- Divine Feminine: Theosophy and Feminism in England
In 'Isis Unveiled: Personal Recollections of Madame Blavatsky' (Occult Review, November 1918), Edmund Russell described his friend, the mysterious spiritual founder of the Theosophical Society (ts): 'She suggested the monsterism of those strange forms Blake drew; whose clothes, hair, gestures, seem part of the rocks and trees which surround them; who walk girdled with the Zodiac and hold converse with the gods.' Born in the Ukraine in 1831, Helena Petrovna Blavatsky left her country and husband at seventeen and travelled the world, visiting Egypt, India, and the Americas, and spending years in a Tibetan monastery studying with the Masters of the Great White Lodge. The ancient wisdom of these Mahatmas formed the basis of the esoteric spirituality she exported to the West, cofounding the ts with the American lawyer Henry Steel Olcott in New York in 1875. The ts was committed to a 'Universal Brotherhood of Humanity without distinction of race, creed, sex, caste or color,' to the comparative study of world religions, philosophies, and science, and to the investigation of natural laws and humanity's dormant powers. Initially popular in England with men seeking greater scientific content in religion, theosophy also attracted thousands of women for whom spirituality was central to feminist action. This is the focus of Joy Dixon's groundbreaking study, Divine Feminine.

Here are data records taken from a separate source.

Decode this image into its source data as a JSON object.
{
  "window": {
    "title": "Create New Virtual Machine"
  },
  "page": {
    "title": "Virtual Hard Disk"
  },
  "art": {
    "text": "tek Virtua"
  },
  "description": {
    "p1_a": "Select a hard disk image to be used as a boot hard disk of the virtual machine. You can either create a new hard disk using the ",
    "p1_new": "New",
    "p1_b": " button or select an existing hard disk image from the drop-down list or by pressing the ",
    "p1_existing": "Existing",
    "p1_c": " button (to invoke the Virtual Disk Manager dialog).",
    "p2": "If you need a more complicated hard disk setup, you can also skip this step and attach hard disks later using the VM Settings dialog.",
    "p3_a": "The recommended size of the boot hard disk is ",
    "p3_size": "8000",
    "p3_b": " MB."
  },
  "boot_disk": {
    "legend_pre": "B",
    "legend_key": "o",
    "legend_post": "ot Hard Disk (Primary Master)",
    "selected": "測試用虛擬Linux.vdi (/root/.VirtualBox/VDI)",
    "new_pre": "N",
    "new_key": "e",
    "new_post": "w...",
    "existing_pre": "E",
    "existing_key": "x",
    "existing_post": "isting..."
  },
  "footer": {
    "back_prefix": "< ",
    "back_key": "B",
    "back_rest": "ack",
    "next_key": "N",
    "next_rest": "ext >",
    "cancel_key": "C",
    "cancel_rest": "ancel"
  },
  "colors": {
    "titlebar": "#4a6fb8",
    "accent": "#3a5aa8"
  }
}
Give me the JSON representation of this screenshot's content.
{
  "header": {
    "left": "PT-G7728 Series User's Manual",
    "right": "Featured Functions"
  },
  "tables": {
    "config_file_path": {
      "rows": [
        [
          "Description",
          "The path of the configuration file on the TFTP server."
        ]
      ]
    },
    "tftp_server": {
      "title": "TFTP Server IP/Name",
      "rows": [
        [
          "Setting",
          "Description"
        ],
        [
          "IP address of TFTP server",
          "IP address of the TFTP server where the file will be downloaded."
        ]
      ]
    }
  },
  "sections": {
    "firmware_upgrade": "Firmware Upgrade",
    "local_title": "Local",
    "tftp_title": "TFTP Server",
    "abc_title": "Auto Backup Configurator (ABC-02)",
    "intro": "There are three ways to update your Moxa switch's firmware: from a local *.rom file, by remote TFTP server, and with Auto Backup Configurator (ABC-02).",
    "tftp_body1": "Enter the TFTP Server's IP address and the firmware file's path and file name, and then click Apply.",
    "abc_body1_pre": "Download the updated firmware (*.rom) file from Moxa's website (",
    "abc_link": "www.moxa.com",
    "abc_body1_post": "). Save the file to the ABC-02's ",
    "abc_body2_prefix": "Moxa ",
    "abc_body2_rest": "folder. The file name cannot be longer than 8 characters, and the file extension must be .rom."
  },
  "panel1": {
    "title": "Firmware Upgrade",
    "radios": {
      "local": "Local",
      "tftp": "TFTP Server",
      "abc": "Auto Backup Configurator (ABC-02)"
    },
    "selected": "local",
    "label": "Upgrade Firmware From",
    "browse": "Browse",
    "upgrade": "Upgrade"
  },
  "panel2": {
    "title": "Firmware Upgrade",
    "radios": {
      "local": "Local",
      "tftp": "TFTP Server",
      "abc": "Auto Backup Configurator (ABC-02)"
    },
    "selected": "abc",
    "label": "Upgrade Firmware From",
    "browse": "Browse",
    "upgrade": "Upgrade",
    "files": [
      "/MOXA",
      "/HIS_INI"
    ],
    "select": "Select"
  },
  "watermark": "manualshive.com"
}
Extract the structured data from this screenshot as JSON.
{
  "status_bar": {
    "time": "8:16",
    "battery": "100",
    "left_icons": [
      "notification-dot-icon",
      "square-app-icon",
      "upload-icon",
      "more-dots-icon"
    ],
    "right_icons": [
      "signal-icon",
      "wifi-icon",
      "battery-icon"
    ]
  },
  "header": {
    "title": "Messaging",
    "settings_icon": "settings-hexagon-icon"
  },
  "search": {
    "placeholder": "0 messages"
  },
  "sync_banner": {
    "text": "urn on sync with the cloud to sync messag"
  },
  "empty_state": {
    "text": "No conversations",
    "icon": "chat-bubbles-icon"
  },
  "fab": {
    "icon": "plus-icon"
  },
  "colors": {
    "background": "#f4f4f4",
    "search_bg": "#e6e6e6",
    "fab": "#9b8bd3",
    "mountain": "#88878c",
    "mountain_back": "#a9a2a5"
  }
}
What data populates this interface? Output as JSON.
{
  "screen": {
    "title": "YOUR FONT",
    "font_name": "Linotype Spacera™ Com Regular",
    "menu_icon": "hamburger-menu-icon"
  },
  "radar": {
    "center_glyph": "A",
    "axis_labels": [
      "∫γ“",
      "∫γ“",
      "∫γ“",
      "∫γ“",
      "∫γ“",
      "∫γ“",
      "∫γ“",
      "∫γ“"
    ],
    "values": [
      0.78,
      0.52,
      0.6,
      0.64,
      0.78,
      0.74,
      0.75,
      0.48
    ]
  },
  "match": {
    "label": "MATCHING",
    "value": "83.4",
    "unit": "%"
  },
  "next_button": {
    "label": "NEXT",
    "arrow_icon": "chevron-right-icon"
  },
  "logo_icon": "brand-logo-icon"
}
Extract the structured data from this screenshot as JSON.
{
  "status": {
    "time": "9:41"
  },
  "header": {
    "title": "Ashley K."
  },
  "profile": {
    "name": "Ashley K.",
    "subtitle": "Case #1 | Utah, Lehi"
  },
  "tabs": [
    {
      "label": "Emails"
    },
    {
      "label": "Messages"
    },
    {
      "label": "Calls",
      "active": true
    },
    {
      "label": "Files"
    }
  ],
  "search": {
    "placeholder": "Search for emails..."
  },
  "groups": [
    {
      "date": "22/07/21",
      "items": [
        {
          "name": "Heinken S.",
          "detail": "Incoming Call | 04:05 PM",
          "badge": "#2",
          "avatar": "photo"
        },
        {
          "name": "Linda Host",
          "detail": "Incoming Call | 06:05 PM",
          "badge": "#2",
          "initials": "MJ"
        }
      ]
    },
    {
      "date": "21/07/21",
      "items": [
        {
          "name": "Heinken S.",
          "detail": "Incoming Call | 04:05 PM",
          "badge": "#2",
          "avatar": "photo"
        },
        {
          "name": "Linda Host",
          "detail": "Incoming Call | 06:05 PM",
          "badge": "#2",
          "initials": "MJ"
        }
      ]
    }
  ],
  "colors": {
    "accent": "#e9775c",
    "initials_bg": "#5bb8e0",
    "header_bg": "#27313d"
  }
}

Dixon departs from historians of British feminism who minimize the role of spirituality in the lives of politically active women in the 1890s and early twentieth century. She observes insightfully that, as a 'modern' and progressive political formation, feminism is widely construed as a secular [End Page 347] movement - 'any vestiges of an anachronistic religiosity will, many scholars still seem to assume, be discarded as the movement becomes more fully modern, and therefore secular' - and, in contrast, takes seriously the spiritual rhetoric that often informs women's feminist politics. Dixon shows how the ts influenced, directly and indirectly, cultural perceptions of disenfranchised womanhood, both in relation to disenfranchised spirituality in a capitalist, industrialized, secular society and as symptomatic of larger cosmic cycles. In her seminal work, The Secret Doctrine (1888), Blavatsky indicated that the end of the Hindu Kali yuga (or age) coincided with the end of the nineteenth century and that the Dwapara yuga would begin a new cycle of ascending consciousness. Dixon illuminates crucial connections between theosophy and the suffragette movement, showing how women's full participation in public life was seen to signal a reversal of cosmic polarities and to constitute 'a first step toward the literal redemption of the nation.'
Dixon reminds us that the first members of the British ts (established 1878) were Rosicrucians and Freemasons, who, belonging to the Hermetic tradition, already shared Blavatsky's immanentism. Knowledge of God as inherent in humanity and the material world informed the theosophist vision of One Life, evolving in consciousness over vast cycles through diverse, reincarnating forms. Dixon is at her best when she unfolds the complex 'political purchase' of theosophical teaching, showing how the One Life vision challenged the modern liberal view of the state as an aggregate of autonomous individuals and authorized a range of political action from fascism to ethical socialism, vegetarianism, and a recognition of animal rights.
Dixon recovers theosophy's relationship to conventions of 'left' and 'right' in British history and to New Age rhetoric. The chapter 'Buggery and Humbuggery' focuses on spirituality and sexuality, handling the Leadbeater scandal with skill. Charles Webster Leadbeater, prominent in the ts, resigned following charges of sexual misconduct with boys, and his readmittance two years later under Annie Besant's presidency compelled many to leave the society and others to consider whether reincarnation explained homosexuality; Blavatsky asserted in The Secret Doctrine that a 'queer, intermediate sex' would accompany the New Age. Dixon's supple analysis, relating changing political contexts to theosophists' 'politics of transformation,' is particularly effective in her discussion of the First World War, which witnessed dramatic growth of ts membership: 'out of the destruction of war new forms would emerge, fit for the new spirit, in religion, politics, sociology...